## [Work item]
The records below should be printed once more, exactly as they appear.

## [Data provided]
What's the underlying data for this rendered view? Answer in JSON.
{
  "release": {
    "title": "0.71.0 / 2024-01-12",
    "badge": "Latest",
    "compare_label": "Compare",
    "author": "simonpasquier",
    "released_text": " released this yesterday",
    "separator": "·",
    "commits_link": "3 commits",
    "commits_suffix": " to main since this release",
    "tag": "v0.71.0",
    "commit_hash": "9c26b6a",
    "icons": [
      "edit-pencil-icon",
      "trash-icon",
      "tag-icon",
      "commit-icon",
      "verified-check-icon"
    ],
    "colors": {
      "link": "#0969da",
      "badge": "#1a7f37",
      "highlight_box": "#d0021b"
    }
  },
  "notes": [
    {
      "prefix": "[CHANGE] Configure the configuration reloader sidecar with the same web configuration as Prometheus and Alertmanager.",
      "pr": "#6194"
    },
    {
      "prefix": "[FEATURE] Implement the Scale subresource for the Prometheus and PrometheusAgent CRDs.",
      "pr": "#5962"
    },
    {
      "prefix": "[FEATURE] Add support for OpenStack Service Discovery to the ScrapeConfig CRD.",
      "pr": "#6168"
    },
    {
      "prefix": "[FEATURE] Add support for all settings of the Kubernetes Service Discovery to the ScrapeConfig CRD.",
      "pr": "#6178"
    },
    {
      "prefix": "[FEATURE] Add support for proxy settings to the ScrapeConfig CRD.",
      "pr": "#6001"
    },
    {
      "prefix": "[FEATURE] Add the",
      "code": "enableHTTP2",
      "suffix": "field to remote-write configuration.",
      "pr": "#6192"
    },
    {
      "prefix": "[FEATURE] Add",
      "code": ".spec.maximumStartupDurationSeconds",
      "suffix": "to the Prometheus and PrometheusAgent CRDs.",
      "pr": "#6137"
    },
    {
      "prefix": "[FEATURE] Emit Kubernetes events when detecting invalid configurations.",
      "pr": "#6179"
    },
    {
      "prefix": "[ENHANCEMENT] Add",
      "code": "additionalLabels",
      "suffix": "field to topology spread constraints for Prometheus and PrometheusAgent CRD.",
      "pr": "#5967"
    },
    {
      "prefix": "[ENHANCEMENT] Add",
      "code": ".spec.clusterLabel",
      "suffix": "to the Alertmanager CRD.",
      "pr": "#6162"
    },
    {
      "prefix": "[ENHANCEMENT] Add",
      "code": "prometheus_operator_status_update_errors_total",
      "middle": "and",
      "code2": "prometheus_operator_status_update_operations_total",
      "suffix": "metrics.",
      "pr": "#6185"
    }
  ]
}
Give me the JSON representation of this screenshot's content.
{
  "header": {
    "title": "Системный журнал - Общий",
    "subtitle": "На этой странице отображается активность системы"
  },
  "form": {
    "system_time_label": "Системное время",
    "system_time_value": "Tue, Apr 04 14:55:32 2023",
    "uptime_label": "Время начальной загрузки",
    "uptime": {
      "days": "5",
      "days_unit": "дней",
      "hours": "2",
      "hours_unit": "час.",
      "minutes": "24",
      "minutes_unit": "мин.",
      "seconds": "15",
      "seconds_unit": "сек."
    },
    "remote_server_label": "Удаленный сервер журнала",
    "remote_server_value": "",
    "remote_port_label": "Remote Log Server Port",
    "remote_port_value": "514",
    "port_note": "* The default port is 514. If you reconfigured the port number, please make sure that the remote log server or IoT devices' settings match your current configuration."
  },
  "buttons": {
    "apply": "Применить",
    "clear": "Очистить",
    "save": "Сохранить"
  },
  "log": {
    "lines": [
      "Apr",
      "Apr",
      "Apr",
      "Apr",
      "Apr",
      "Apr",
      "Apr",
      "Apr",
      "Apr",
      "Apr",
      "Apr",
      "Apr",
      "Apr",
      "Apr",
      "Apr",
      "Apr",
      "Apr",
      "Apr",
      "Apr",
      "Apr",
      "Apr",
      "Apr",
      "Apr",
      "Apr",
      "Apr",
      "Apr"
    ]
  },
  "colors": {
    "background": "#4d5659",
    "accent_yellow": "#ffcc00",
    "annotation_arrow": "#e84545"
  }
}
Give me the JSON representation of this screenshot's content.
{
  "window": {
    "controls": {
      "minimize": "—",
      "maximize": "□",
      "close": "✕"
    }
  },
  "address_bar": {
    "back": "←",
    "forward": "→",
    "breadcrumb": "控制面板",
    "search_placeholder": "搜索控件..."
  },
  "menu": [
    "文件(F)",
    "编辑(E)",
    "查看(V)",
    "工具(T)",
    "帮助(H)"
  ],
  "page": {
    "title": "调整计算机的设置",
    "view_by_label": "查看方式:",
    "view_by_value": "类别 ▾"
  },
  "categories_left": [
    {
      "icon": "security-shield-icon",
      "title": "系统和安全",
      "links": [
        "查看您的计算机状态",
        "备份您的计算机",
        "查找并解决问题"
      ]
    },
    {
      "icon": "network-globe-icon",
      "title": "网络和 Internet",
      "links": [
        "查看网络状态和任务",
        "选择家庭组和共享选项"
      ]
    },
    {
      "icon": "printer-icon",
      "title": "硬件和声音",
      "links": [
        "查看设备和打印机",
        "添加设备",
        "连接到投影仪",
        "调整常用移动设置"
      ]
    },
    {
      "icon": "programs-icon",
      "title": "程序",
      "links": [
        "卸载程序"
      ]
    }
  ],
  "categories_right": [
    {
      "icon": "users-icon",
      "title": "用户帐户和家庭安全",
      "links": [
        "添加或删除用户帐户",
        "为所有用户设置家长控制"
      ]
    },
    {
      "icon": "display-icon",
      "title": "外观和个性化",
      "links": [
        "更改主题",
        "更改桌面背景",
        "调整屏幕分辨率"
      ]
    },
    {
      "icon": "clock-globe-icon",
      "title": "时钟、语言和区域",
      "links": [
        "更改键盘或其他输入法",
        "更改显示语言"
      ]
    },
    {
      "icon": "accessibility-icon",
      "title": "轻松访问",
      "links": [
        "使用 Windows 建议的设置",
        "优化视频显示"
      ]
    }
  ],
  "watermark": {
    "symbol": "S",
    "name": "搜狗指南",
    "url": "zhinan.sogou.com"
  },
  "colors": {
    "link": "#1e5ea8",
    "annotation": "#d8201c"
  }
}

## [Task solution]
What's the underlying data for this rendered view? Answer in JSON.
{
  "release": {
    "title": "0.71.0 / 2024-01-12",
    "badge": "Latest",
    "compare_label": "Compare",
    "author": "simonpasquier",
    "released_text": " released this yesterday",
    "separator": "·",
    "commits_link": "3 commits",
    "commits_suffix": " to main since this release",
    "tag": "v0.71.0",
    "commit_hash": "9c26b6a",
    "icons": [
      "edit-pencil-icon",
      "trash-icon",
      "tag-icon",
      "commit-icon",
      "verified-check-icon"
    ],
    "colors": {
      "link": "#0969da",
      "badge": "#1a7f37",
      "highlight_box": "#d0021b"
    }
  },
  "notes": [
    {
      "prefix": "[CHANGE] Configure the configuration reloader sidecar with the same web configuration as Prometheus and Alertmanager.",
      "pr": "#6194"
    },
    {
      "prefix": "[FEATURE] Implement the Scale subresource for the Prometheus and PrometheusAgent CRDs.",
      "pr": "#5962"
    },
    {
      "prefix": "[FEATURE] Add support for OpenStack Service Discovery to the ScrapeConfig CRD.",
      "pr": "#6168"
    },
    {
      "prefix": "[FEATURE] Add support for all settings of the Kubernetes Service Discovery to the ScrapeConfig CRD.",
      "pr": "#6178"
    },
    {
      "prefix": "[FEATURE] Add support for proxy settings to the ScrapeConfig CRD.",
      "pr": "#6001"
    },
    {
      "prefix": "[FEATURE] Add the",
      "code": "enableHTTP2",
      "suffix": "field to remote-write configuration.",
      "pr": "#6192"
    },
    {
      "prefix": "[FEATURE] Add",
      "code": ".spec.maximumStartupDurationSeconds",
      "suffix": "to the Prometheus and PrometheusAgent CRDs.",
      "pr": "#6137"
    },
    {
      "prefix": "[FEATURE] Emit Kubernetes events when detecting invalid configurations.",
      "pr": "#6179"
    },
    {
      "prefix": "[ENHANCEMENT] Add",
      "code": "additionalLabels",
      "suffix": "field to topology spread constraints for Prometheus and PrometheusAgent CRD.",
      "pr": "#5967"
    },
    {
      "prefix": "[ENHANCEMENT] Add",
      "code": ".spec.clusterLabel",
      "suffix": "to the Alertmanager CRD.",
      "pr": "#6162"
    },
    {
      "prefix": "[ENHANCEMENT] Add",
      "code": "prometheus_operator_status_update_errors_total",
      "middle": "and",
      "code2": "prometheus_operator_status_update_operations_total",
      "suffix": "metrics.",
      "pr": "#6185"
    }
  ]
}
Give me the JSON representation of this screenshot's content.
{
  "header": {
    "title": "Системный журнал - Общий",
    "subtitle": "На этой странице отображается активность системы"
  },
  "form": {
    "system_time_label": "Системное время",
    "system_time_value": "Tue, Apr 04 14:55:32 2023",
    "uptime_label": "Время начальной загрузки",
    "uptime": {
      "days": "5",
      "days_unit": "дней",
      "hours": "2",
      "hours_unit": "час.",
      "minutes": "24",
      "minutes_unit": "мин.",
      "seconds": "15",
      "seconds_unit": "сек."
    },
    "remote_server_label": "Удаленный сервер журнала",
    "remote_server_value": "",
    "remote_port_label": "Remote Log Server Port",
    "remote_port_value": "514",
    "port_note": "* The default port is 514. If you reconfigured the port number, please make sure that the remote log server or IoT devices' settings match your current configuration."
  },
  "buttons": {
    "apply": "Применить",
    "clear": "Очистить",
    "save": "Сохранить"
  },
  "log": {
    "lines": [
      "Apr",
      "Apr",
      "Apr",
      "Apr",
      "Apr",
      "Apr",
      "Apr",
      "Apr",
      "Apr",
      "Apr",
      "Apr",
      "Apr",
      "Apr",
      "Apr",
      "Apr",
      "Apr",
      "Apr",
      "Apr",
      "Apr",
      "Apr",
      "Apr",
      "Apr",
      "Apr",
      "Apr",
      "Apr",
      "Apr"
    ]
  },
  "colors": {
    "background": "#4d5659",
    "accent_yellow": "#ffcc00",
    "annotation_arrow": "#e84545"
  }
}
Give me the JSON representation of this screenshot's content.
{
  "window": {
    "controls": {
      "minimize": "—",
      "maximize": "□",
      "close": "✕"
    }
  },
  "address_bar": {
    "back": "←",
    "forward": "→",
    "breadcrumb": "控制面板",
    "search_placeholder": "搜索控件..."
  },
  "menu": [
    "文件(F)",
    "编辑(E)",
    "查看(V)",
    "工具(T)",
    "帮助(H)"
  ],
  "page": {
    "title": "调整计算机的设置",
    "view_by_label": "查看方式:",
    "view_by_value": "类别 ▾"
  },
  "categories_left": [
    {
      "icon": "security-shield-icon",
      "title": "系统和安全",
      "links": [
        "查看您的计算机状态",
        "备份您的计算机",
        "查找并解决问题"
      ]
    },
    {
      "icon": "network-globe-icon",
      "title": "网络和 Internet",
      "links": [
        "查看网络状态和任务",
        "选择家庭组和共享选项"
      ]
    },
    {
      "icon": "printer-icon",
      "title": "硬件和声音",
      "links": [
        "查看设备和打印机",
        "添加设备",
        "连接到投影仪",
        "调整常用移动设置"
      ]
    },
    {
      "icon": "programs-icon",
      "title": "程序",
      "links": [
        "卸载程序"
      ]
    }
  ],
  "categories_right": [
    {
      "icon": "users-icon",
      "title": "用户帐户和家庭安全",
      "links": [
        "添加或删除用户帐户",
        "为所有用户设置家长控制"
      ]
    },
    {
      "icon": "display-icon",
      "title": "外观和个性化",
      "links": [
        "更改主题",
        "更改桌面背景",
        "调整屏幕分辨率"
      ]
    },
    {
      "icon": "clock-globe-icon",
      "title": "时钟、语言和区域",
      "links": [
        "更改键盘或其他输入法",
        "更改显示语言"
      ]
    },
    {
      "icon": "accessibility-icon",
      "title": "轻松访问",
      "links": [
        "使用 Windows 建议的设置",
        "优化视频显示"
      ]
    }
  ],
  "watermark": {
    "symbol": "S",
    "name": "搜狗指南",
    "url": "zhinan.sogou.com"
  },
  "colors": {
    "link": "#1e5ea8",
    "annotation": "#d8201c"
  }
}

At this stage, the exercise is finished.